How much does an EPC cost?
When you sell or let a property through Your Move we can help you obtain an EPC for a small additional charge, it doesn't take long to obtain a certificate, so ask at your local branch for more information
How do I find out my current EPC level?
If you can’t find your EPC certificate and are currently renting out your property through Your Move, then visit the Your Move landlord portal where you will find 24/7 access to information about your rental property. Login.
Alternatively you can check the governments Domestic Energy Performance Certificate Register here www.epcregister.com
I have an EPC, if I need to make changes to my let property to bring it in-line with the proposed regulations can the certificate be updated/adjusted?
Unfortunately not, but there is no need to worry, a new Energy Performance Certificate can be issued relatively quickly with your new grading once the works have been completed. Ask in your local branch for more information about how to arrange this for your rental property.
Are there any building types that are exempt from an Energy Performance Certificate?
- Listed or officially protected and the minimum energy performance requirements would significantly alter it
- A detached building with a total floor space under 50 square metres
- Due to be demolished by the seller or landlord and they have all the relevant planning and conservation consents
A full list of the exemptions can be found on the Government’s website:
I am selling my Buy to Let property, do I still need an Energy Performance Certificate?
Yes, you must order an Energy Performance Certificate before you market your property to sell or rent.
I can’t afford to do the works to bring the property up to standard, what can I do?
Visit the Governments’ website where you can search for grants to help you with insulating your property, replacement boilers, renovations and more.
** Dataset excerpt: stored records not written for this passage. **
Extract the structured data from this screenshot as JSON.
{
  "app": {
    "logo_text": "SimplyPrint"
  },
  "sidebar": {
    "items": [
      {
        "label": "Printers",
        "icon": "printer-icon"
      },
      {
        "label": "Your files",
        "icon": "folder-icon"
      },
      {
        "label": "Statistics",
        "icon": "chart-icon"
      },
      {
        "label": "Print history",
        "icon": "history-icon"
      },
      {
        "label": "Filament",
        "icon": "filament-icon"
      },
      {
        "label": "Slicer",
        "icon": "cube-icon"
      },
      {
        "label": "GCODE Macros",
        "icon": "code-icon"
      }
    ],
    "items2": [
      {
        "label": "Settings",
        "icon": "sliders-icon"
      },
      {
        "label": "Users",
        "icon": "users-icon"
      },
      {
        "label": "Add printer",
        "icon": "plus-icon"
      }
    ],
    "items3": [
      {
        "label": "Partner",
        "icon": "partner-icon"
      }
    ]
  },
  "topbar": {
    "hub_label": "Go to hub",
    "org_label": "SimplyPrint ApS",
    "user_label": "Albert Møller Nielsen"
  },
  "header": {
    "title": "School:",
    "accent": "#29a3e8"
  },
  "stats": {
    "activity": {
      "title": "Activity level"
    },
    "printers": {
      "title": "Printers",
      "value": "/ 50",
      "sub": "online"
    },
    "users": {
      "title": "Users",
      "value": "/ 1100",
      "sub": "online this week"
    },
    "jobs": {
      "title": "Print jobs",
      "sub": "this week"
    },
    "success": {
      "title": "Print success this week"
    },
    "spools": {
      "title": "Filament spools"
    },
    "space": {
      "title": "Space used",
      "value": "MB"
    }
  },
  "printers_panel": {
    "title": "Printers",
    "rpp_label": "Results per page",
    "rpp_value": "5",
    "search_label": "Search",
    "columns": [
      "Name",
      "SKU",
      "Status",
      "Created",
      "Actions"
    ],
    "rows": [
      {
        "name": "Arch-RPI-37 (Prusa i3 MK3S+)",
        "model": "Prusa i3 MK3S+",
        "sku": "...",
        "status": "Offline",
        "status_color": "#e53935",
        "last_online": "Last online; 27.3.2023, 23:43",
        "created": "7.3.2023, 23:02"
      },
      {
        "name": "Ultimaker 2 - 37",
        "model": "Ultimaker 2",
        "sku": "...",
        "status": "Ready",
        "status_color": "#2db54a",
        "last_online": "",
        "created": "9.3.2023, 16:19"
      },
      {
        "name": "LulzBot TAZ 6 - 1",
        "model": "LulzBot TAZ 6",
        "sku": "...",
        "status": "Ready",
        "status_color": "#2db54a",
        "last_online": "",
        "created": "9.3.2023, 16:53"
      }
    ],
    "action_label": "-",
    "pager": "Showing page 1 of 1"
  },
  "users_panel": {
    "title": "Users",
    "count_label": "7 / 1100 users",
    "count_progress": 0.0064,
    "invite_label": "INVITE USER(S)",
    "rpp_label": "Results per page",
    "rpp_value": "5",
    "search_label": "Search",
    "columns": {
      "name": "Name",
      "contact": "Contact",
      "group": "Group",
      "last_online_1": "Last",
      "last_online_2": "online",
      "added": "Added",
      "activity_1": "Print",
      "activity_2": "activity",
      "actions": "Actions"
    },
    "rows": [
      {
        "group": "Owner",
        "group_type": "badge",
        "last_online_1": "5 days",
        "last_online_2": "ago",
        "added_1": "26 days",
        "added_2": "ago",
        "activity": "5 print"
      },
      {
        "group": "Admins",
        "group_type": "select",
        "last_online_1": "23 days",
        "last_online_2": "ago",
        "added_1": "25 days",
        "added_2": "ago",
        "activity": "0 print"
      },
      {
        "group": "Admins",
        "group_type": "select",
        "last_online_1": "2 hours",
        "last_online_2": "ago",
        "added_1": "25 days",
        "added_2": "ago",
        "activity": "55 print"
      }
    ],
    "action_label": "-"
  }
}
Grants and funding changes all the time as new funds become available and some run out. So remember to regularly check the pages below as whilst there may not be specific grants available now there could well be in the future.
Landlords in England visit
Landlords in Scotland, go to
Landlords in Wales visit
Landlords in Northern Ireland
Alternatively, you may consider selling your property, come and speak to us in your local branch, or, you can also find out how much your property is worth with our instant online valuation tool.
It is worth planning ahead for any changes to may have to make to your rental property, consider taking advantage of any planned void periods, lease breaks or when your tenant checks out to carry out the works to reduce disturbance for your tenants.
You can be fined if you don’t get an Energy Performance Certificate and unlawfully rent a property, a civil penalty of up to £5,000 will be imposed for breaches. Offending landlords will also be required to bring the property up to the required standard.
Further information and useful links
- The full document issued by the Department for Energy and Climate Change (DECC) and confirmed
- Press Release from the Department of Energy and Climate Change - Renters and landlords to enjoy warmer properties and cheaper bills
- Energy Saving Trust http://www.energysavingtrust.org.uk/
- Energy Saving Advice Service 0330 123 1234 or Home Energy Scotland 0800 808 2282
- If you own a non-domestic property/building you can find further information here https://www.gov.uk/government/consultations/private-rented-sector-energy-efficiency-regulations-non-domestic
If you are a Your Move landlord, we will be sending you regular updates as the regulations unfold via our landlord newsletter, if you are not currently receiving this, please send your email address to email@example.com to be subscribed.
Keep checking back to the Your Move blog or why not sign up to our blog alerts and look out for further updates coming soon.